REQUIRED ACTION |
Using the data below, gather each line that includes the word "COVID".

━━ EXERCISE MATERIALS

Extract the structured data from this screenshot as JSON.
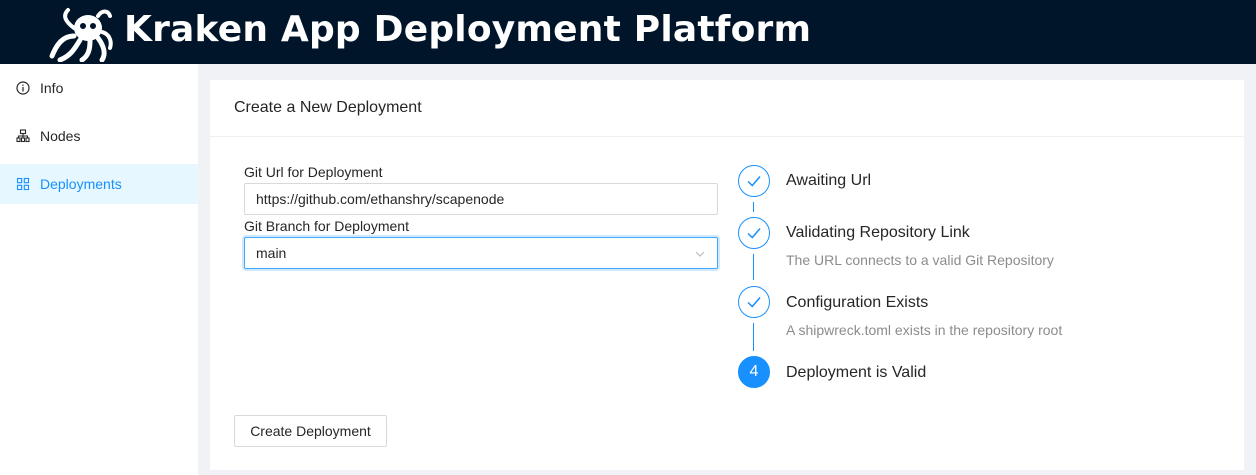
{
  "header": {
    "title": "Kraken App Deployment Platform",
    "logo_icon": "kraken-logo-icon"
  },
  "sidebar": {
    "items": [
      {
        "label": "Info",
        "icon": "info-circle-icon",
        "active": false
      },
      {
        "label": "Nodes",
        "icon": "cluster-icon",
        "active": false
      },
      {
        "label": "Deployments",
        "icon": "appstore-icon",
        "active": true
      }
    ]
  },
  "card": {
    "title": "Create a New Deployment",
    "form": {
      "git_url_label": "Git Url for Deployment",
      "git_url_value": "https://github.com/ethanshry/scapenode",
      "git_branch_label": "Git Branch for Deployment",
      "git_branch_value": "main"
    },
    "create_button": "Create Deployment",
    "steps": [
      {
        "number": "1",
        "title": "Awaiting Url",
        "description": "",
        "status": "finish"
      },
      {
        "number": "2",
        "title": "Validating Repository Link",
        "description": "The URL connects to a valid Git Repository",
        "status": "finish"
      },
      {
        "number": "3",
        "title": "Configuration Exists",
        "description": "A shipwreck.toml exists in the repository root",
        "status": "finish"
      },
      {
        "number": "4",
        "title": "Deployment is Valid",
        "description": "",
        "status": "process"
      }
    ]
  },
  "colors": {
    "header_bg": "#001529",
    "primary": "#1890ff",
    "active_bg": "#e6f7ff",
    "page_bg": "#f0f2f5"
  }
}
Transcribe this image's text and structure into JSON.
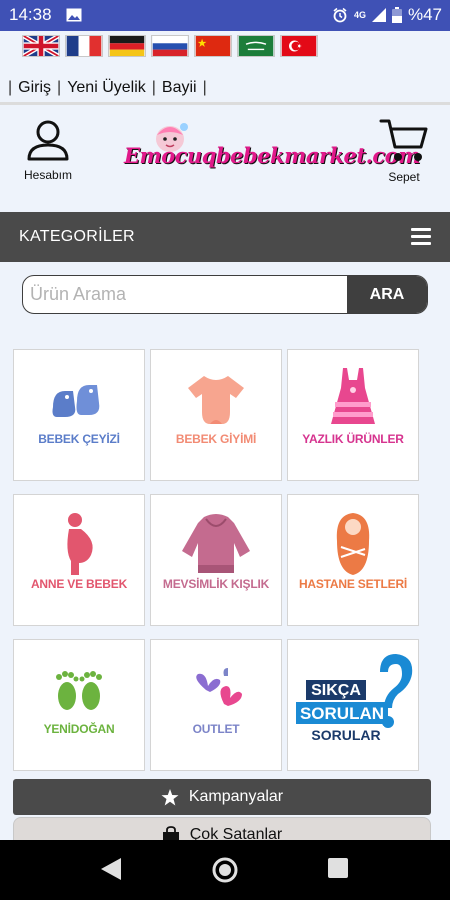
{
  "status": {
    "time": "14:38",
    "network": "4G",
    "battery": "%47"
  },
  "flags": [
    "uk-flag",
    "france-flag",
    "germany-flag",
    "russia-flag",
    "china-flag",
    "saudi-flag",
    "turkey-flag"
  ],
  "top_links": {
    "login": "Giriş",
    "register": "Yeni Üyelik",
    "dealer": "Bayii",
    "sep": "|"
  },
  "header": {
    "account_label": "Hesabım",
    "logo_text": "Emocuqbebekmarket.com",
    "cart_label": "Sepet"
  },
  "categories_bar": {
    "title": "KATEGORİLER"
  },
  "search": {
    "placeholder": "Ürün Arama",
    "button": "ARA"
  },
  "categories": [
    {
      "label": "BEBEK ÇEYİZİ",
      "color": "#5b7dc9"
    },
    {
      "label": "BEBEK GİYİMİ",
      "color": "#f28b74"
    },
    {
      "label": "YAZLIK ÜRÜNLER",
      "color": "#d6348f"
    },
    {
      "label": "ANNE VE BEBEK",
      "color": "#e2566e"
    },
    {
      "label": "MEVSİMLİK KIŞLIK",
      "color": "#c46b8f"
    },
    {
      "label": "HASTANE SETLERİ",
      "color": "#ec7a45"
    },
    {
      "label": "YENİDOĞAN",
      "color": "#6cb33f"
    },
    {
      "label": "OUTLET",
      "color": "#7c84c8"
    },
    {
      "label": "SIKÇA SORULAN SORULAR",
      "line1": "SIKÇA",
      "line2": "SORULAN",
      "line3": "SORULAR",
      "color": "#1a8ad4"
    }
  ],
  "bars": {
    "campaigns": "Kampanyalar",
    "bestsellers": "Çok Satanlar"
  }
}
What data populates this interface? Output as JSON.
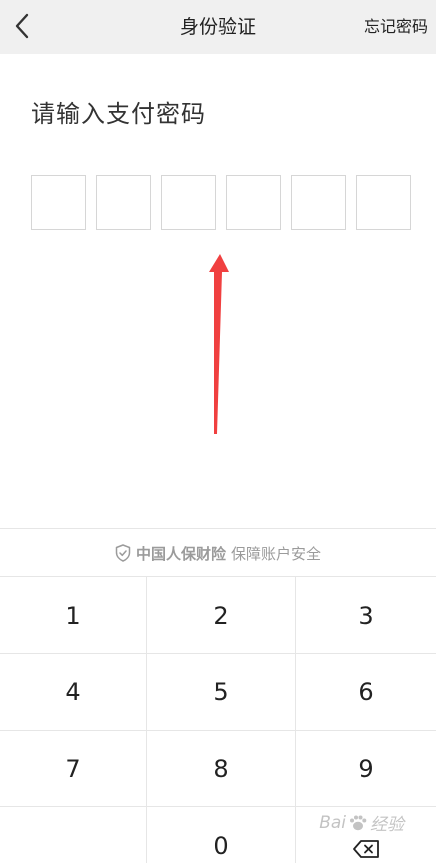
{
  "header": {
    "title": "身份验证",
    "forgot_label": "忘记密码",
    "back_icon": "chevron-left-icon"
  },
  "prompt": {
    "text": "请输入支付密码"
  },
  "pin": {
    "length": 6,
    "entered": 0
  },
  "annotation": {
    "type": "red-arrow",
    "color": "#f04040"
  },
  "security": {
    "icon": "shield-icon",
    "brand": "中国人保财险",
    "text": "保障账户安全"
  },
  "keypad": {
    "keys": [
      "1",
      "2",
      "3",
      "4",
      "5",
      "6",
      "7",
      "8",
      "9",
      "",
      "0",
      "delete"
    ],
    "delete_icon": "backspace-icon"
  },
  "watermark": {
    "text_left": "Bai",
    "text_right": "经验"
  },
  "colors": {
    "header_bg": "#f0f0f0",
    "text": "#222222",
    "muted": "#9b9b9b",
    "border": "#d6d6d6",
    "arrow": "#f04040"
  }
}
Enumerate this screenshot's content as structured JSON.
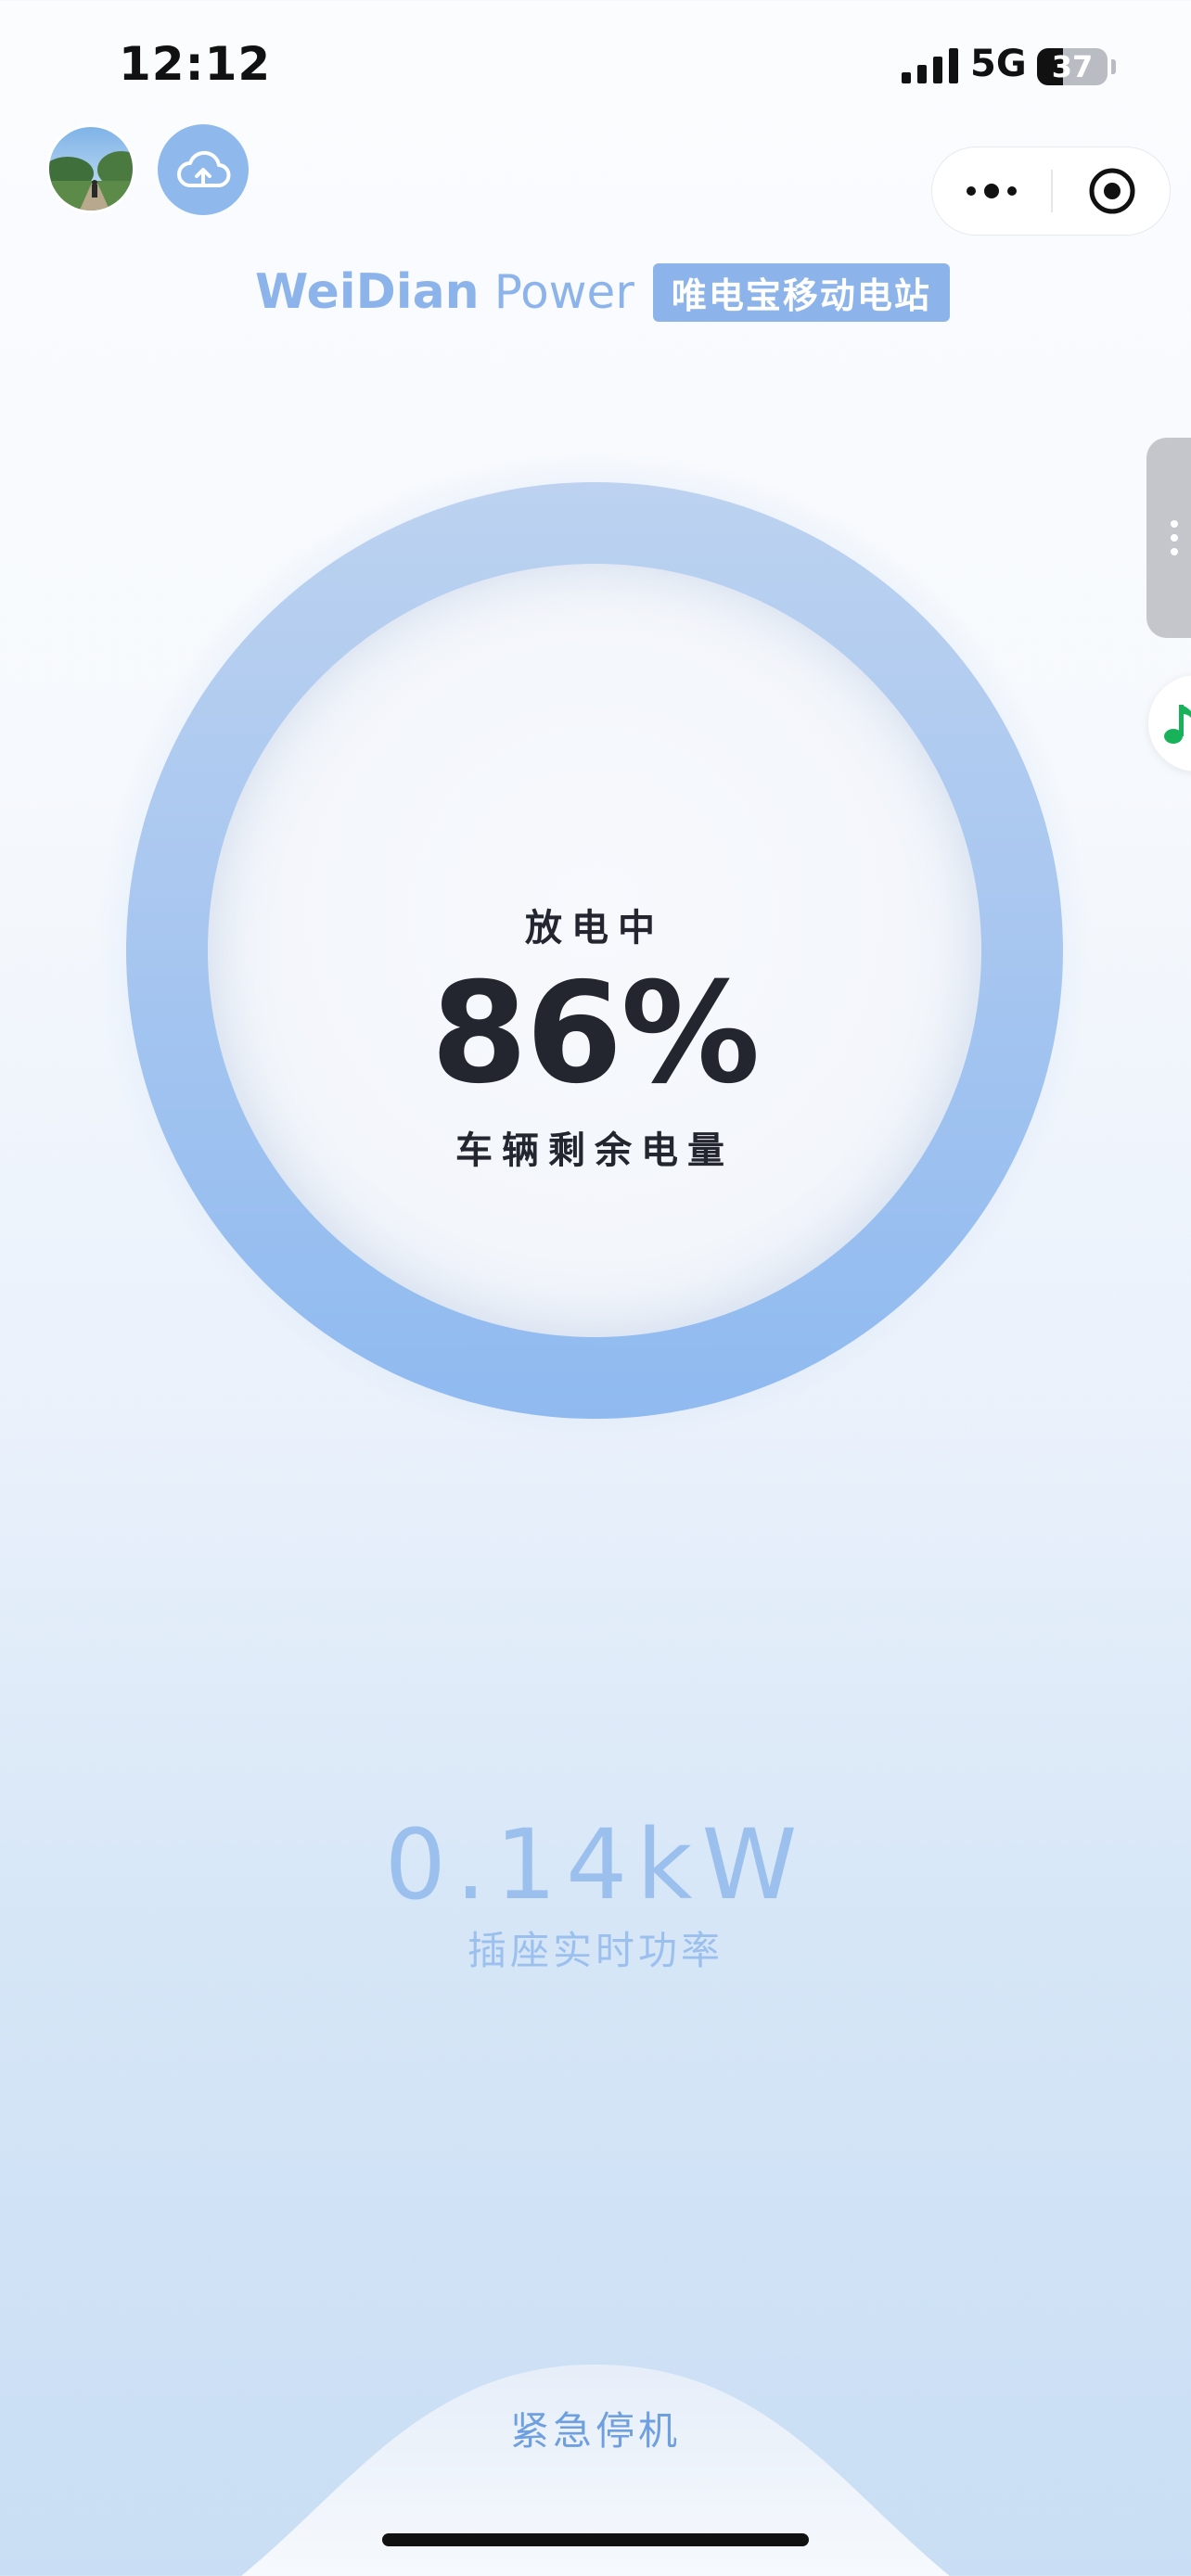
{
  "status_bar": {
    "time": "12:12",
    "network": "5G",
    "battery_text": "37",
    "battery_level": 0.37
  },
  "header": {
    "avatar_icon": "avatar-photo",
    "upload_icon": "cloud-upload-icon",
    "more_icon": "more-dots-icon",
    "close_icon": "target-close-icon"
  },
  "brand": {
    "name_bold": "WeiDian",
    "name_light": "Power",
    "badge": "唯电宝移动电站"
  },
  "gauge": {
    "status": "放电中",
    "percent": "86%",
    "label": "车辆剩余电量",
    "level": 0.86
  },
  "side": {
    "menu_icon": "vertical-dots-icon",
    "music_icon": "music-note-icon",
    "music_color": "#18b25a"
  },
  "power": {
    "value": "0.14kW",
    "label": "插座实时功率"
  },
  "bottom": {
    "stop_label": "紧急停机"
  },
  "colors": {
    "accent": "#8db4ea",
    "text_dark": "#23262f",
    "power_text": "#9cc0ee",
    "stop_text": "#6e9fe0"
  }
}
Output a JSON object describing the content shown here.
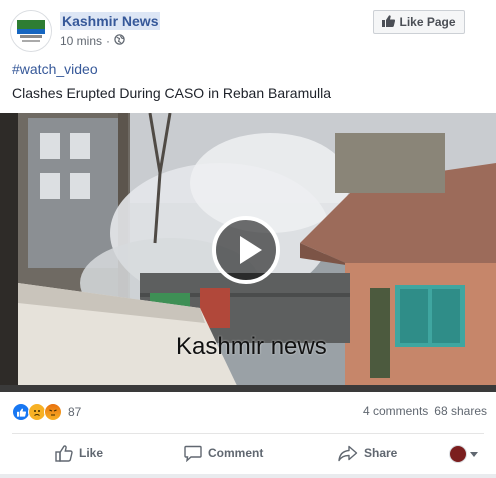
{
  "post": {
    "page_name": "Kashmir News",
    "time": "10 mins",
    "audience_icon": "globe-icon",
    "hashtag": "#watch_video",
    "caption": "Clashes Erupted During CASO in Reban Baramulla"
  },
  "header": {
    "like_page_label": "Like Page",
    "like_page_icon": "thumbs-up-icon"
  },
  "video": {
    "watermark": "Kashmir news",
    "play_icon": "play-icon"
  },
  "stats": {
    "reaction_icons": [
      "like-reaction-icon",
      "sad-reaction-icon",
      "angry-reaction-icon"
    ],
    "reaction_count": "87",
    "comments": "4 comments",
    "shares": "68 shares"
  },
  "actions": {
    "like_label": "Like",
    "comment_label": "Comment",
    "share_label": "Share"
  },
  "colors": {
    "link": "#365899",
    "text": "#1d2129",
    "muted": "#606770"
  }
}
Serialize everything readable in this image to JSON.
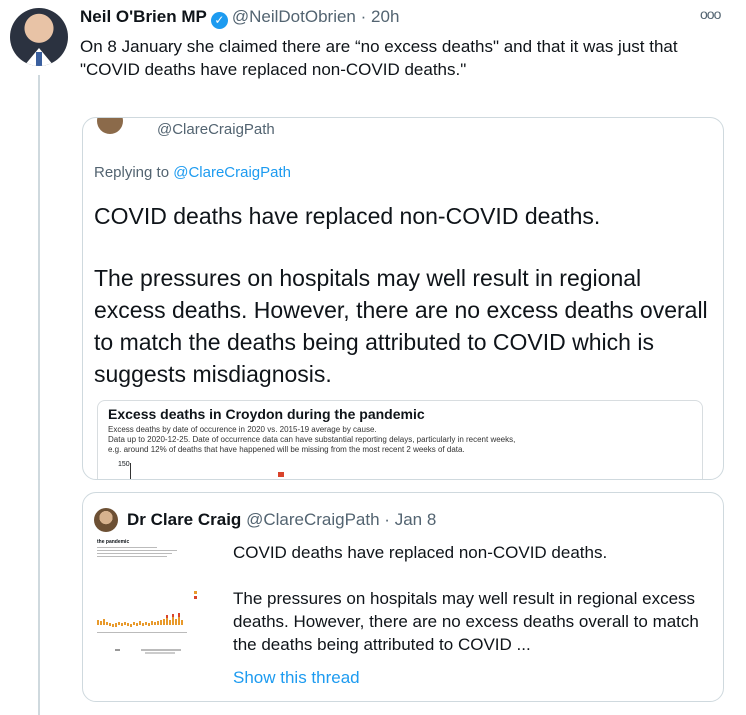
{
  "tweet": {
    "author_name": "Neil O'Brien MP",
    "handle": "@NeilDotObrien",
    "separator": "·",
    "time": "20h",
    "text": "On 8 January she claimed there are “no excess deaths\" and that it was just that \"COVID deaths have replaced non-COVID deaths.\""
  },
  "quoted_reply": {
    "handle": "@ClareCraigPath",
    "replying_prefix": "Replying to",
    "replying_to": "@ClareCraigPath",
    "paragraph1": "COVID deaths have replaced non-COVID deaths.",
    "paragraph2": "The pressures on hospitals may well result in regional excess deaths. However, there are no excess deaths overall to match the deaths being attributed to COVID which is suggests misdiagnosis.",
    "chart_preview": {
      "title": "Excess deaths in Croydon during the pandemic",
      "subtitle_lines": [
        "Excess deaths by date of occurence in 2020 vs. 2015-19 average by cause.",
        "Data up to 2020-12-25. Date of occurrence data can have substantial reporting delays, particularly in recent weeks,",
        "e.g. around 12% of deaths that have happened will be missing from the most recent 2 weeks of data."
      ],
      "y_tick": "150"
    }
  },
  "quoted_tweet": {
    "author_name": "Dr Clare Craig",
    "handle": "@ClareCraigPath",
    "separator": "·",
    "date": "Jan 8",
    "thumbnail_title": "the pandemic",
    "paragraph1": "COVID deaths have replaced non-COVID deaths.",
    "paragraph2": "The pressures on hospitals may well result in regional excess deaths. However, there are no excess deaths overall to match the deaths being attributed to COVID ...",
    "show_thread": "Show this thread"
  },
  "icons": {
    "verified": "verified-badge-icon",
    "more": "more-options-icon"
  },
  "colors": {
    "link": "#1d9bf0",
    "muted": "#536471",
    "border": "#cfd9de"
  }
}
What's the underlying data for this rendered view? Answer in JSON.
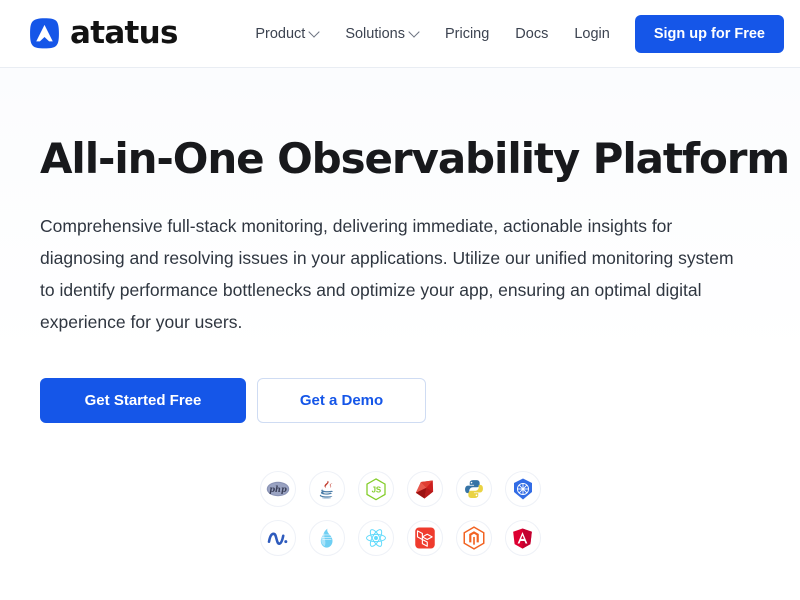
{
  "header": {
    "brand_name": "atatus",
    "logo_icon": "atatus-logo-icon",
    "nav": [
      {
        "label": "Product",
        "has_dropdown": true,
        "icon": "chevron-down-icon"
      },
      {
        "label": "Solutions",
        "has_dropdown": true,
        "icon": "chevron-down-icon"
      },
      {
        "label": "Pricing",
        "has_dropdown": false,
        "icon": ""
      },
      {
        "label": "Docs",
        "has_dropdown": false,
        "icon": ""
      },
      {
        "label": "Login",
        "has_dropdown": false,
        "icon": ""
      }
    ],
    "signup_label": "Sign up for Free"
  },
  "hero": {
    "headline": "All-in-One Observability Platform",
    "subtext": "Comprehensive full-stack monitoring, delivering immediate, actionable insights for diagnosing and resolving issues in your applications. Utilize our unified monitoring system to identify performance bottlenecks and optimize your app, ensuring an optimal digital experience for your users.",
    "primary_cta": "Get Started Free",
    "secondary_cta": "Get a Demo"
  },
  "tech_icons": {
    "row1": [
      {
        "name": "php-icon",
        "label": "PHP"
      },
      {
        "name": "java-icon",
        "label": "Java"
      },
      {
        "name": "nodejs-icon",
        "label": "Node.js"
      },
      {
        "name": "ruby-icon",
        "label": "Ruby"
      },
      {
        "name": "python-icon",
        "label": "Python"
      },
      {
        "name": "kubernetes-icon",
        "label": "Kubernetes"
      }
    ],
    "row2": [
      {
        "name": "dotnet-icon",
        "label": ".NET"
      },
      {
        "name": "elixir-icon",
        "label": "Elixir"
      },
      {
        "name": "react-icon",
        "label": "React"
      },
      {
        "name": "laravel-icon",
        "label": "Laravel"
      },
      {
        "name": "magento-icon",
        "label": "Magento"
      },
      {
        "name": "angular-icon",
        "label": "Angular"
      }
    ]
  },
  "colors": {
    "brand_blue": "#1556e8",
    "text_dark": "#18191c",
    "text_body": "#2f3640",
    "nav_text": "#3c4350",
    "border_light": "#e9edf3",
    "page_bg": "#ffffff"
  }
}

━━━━

WORKED SOLUTION |
    "text": "On 8 January she claimed there are “no excess deaths\" and that it was just that \"COVID deaths have replaced non-COVID deaths.\""
    "paragraph1": "COVID deaths have replaced non-COVID deaths.",
    "paragraph2": "The pressures on hospitals may well result in regional excess deaths. However, there are no excess deaths overall to match the deaths being attributed to COVID which is suggests misdiagnosis.",
    "paragraph1": "COVID deaths have replaced non-COVID deaths.",
    "paragraph2": "The pressures on hospitals may well result in regional excess deaths. However, there are no excess deaths overall to match the deaths being attributed to COVID ...",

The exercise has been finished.